Molecular biological tools have greatly enhanced our ability to identify toxic algae species/strains rapidly and with higher sensitivity and to estimate distribution of species in time and space. DNA and RNA probes, cell-surface antibodies and other molecular and biochemical techniques can be used collectively to verify and cross-corroborate identifications made using classical procedures.
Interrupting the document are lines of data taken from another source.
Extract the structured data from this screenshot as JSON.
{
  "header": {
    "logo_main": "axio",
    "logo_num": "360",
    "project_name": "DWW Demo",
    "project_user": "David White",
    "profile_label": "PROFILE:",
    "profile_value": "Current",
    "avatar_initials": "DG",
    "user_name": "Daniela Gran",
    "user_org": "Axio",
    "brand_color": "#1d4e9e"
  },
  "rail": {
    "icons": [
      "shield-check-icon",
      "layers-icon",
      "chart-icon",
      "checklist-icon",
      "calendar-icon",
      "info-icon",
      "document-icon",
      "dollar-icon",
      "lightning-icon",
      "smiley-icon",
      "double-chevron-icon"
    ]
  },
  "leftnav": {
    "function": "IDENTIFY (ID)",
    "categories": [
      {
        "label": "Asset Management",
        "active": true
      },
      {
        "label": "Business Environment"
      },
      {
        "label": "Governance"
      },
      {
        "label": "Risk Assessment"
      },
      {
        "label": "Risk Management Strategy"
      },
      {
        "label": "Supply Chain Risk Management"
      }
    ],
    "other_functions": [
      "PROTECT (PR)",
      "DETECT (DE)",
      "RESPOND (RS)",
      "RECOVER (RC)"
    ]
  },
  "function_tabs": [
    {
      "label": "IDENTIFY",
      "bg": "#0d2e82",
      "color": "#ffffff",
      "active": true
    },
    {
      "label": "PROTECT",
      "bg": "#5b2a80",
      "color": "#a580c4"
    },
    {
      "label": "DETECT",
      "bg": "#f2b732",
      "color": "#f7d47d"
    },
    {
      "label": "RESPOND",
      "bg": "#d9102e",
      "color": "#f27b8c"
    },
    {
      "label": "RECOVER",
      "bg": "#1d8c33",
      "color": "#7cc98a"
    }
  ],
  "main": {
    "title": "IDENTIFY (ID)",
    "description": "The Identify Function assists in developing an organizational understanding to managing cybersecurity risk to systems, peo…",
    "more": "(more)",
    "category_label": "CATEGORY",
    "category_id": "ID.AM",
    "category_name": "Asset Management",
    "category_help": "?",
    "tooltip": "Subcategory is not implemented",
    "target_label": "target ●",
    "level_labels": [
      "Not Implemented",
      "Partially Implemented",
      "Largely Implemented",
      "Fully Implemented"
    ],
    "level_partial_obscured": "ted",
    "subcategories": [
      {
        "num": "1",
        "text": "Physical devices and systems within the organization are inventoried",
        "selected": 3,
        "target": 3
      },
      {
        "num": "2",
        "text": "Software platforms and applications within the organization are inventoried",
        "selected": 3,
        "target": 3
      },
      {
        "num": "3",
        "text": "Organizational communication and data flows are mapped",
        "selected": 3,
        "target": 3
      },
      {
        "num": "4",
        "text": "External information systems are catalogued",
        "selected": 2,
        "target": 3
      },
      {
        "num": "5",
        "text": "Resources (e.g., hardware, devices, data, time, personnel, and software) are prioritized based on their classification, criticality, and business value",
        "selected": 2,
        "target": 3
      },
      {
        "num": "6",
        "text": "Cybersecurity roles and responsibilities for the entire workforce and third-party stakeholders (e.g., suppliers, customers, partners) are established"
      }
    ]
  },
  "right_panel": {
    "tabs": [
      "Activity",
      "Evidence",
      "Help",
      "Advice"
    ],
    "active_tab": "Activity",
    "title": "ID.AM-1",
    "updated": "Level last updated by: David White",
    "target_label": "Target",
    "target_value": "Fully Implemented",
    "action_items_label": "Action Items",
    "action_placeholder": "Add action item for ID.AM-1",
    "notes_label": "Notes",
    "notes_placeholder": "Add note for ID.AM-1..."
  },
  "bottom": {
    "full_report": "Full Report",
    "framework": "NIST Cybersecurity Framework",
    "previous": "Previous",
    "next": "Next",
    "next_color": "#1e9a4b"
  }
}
Although rRNA and antibody probes are available for some toxic algae, a platform that allows for a routine automated application of these probes to identify HAB species in field and laboratory studies is not yet available (Tyrrell et al. 1997). As many monitoring programs are based on cell counts, the use of whole cell hybridisations for the specific detection and the combination with an automated counting system seems to be promising.
Our objectives were:
- to adapt the protocols for antibody and oligonucleotide staining to the automated detection in a solid phase cytometer and thereby
- to develop a new automated method for the rapid and sensitive detection of selected harmful algal species in the marine environment;
- to validate the specificity of the methodology on cultured and field material;
- to transfer this technology to the different national harmful algal monitoring networks which represent the best controlled sampling conditions existing to study the evolution of the populations of toxic algae.
Fluorescence in situ hybridisation in combination with solid phase cytometry
We use CARD (catalysed reporter deposition)-FISH , or synonymously called TSA (tyramide signal amplification)-FISH, for the hybridisation of microalgae in combination with solid phase cytometry (SPC). In this assay the catalytic activity of the enzyme horseradish peroxidase (HRP) is applied. The oligonucleotide probe is labelled with HRP, which binds to its substrate, a fluorescing tyramide (fluorescein labelled in SPC), when it is immobilised through binding of the probe to its target. This results in a signal amplification up to 20 times. The signal amplification step enables a better discrimination between non-target autofluorescing microalage or particles and so only positive labelled microalgae with a high fluorescence intensity are counted by the SPC.
After FISH the filter is analysed by SPC. In SPC, the laser is moved over cells immobilised onto a solid support and allows the rapid enumeration of several thousand cells within three minutes. The scanned filter is then analysed by microscopy, whereby each positive data point is automatically moved to each positve datapoint by the computer software. Solid phase cytometry is especially useful for the detection of rare events with a detection limit of one cell per filter. We adapted SPC in combination with FISH in our group for the detection of (toxic) microalgae.
Differentiation of algal species with similar morphologies in a fluorescence in situ hybridisation
Two algal species with similar cell morphology can be distinguished by fluorescence in situ hybridisation, using two probes labeled with different fluorochromes. A mixture of Emiliania huxleyi and Prymnesium nemamethecum cells was hybridised with a mixture of a universal eukaryotic probe (EUK1209R), Cy5 labeled, and a probe specific for the genus Prymnesium (PrymGl01A), FLUOS labeled. The image shows the overlay of three detection channels (Confocal Laser Scanning Microscope), where the colours are defined as follows: green = FLUOS, blue = Cy5, red = autofluorescence. The Prymnesium nemamethecum cells are stained with both probes and have therefore a signal in green and blue (=> turquoise cells). The Emiliania huxleyi cells are only stained with the eukaryotic probe and are therefore blue.